Sustain is different to attack, decay and release in that it isn’t a time duration but the value a note will sustain until a note off message is received. So if the sustain is zero, the sound will tail off to nothing after the decay time has elapsed. If the sustain is maximum, the decay stage will have no effect.
Release is amount of the time the envelope takes to reach zero after a note off message is received. No release means the sound will tail off very quickly whereas a longer release will make the sound fade out.
The simplest type of envelope is on/off, like a binary message (actually, some synths allow you to disengage envelopes all together and have the sound constantly sustain but nevermind about that for now).
An AD envelope is the next most simple type, there being virtually only three ADs you can have:
- No attack, some decay
- Some attack, some decay
- Some attack, no decay.
The x-axis is time in all three examples; attack and time are represented by blue and decay by yellow.
N.B sometimes, as in the case with the MS-20, you might see AR instead of AD – this has virtually the same application.
ADSR envelope are by far the most common type of envelope you will see. To visualise this, let’s look at the next diagram:
Aside from amplitude, envelopes can be wired to control pitch and filter cutoff. Let’s look at some examples of each of these. Firstly, we’ll start with an amplitude envelope with no attack or decay, full sustain and a little release:
This sound has no real movement to it so let’s add some attack and decay and drop the sustain to half its value:
The sound fades in, drops quite slowly, sustains and then fades out abruptly. Let’s increase the attack further and add more decay and release:
Now, I’ve reset the amp ADSR to it’s starting point. Let’s have a look at a second envelope, the pitch ADSR, I’ve added some decay, no attack, sustain or release:
The sound now has a sharp blast of high-frequency energy at the beginning. This sort of effect is useful when synthesising leads, pads and even drums. I’m going to increase the attack to match the decay value:
Now, the sound’s pitch rises and falls before settling at the original pitch determined by the sustain. It’s important to understand that sustain is a value so if we add some, the pitch doesn’t not fall to the note we’re playing but a note or two above it (depending on how much sustain was added).
Now let’s reset the pitch ADSR to its starting values and look at our filter ADSR. I’m using a resonant low-pass filter for this example. Using a short decay, we can make the synth almost sound like a ‘pluck’:
Finally, adding a lengthy attack with some sustain:
And there you have it, those are the foundations of basically every synth. If you can get your head around LFOs, ADSRs, waveforms and filters there’s not really much more to it.

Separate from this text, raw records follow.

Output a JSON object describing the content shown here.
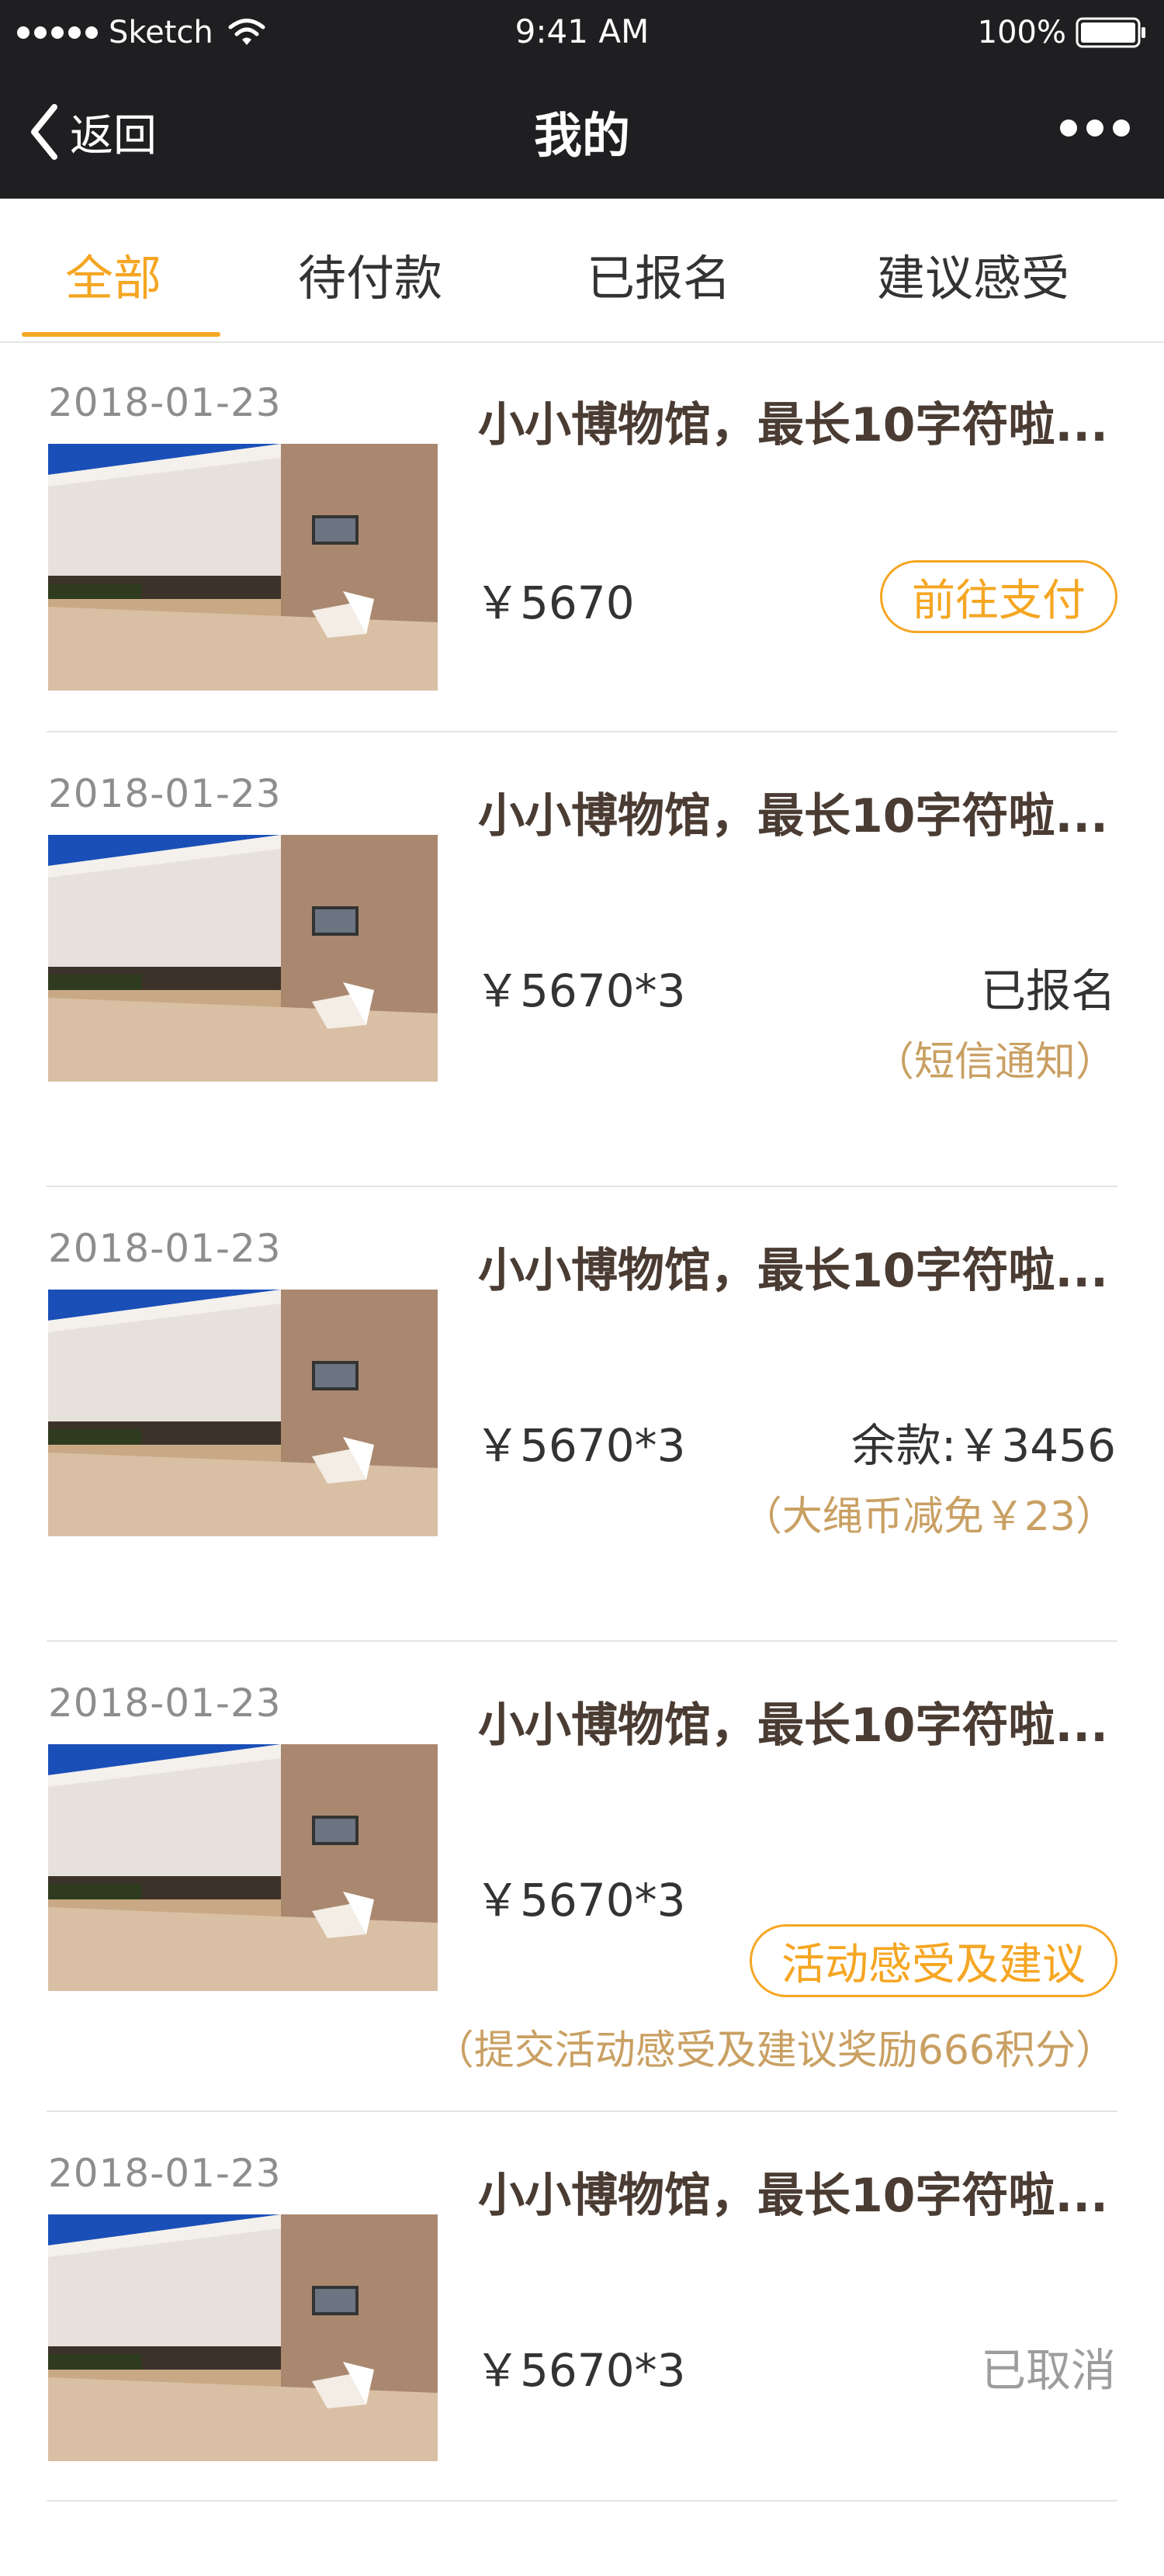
{
  "status_bar": {
    "carrier": "Sketch",
    "time": "9:41 AM",
    "battery": "100%"
  },
  "nav": {
    "back_label": "返回",
    "title": "我的"
  },
  "tabs": [
    {
      "label": "全部",
      "active": true
    },
    {
      "label": "待付款",
      "active": false
    },
    {
      "label": "已报名",
      "active": false
    },
    {
      "label": "建议感受",
      "active": false
    }
  ],
  "orders": [
    {
      "date": "2018-01-23",
      "title": "小小博物馆，最长10字符啦...",
      "price": "￥5670",
      "action_label": "前往支付"
    },
    {
      "date": "2018-01-23",
      "title": "小小博物馆，最长10字符啦...",
      "price": "￥5670*3",
      "status": "已报名",
      "note": "（短信通知）"
    },
    {
      "date": "2018-01-23",
      "title": "小小博物馆，最长10字符啦...",
      "price": "￥5670*3",
      "status": "余款:￥3456",
      "note": "（大绳币减免￥23）"
    },
    {
      "date": "2018-01-23",
      "title": "小小博物馆，最长10字符啦...",
      "price": "￥5670*3",
      "action_label": "活动感受及建议",
      "note": "（提交活动感受及建议奖励666积分）"
    },
    {
      "date": "2018-01-23",
      "title": "小小博物馆，最长10字符啦...",
      "price": "￥5670*3",
      "status": "已取消"
    }
  ],
  "colors": {
    "accent": "#f5a623",
    "note": "#c9a063",
    "dark_bar": "#1f1f21",
    "muted": "#9d9d9d"
  },
  "icons": [
    "wifi-icon",
    "battery-icon",
    "back-chevron-icon",
    "more-icon",
    "museum-thumbnail"
  ]
}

Of course, different types of synthesis employ other techniques but, to give two examples, the way wavetable synthesis morphs between waveforms will likely be just LFO modulation and the way frequency modulation works is by using simple sine waves and envelopes. So it really is worth having a good grounding in subtractive before moving on to more complex types of synthesis.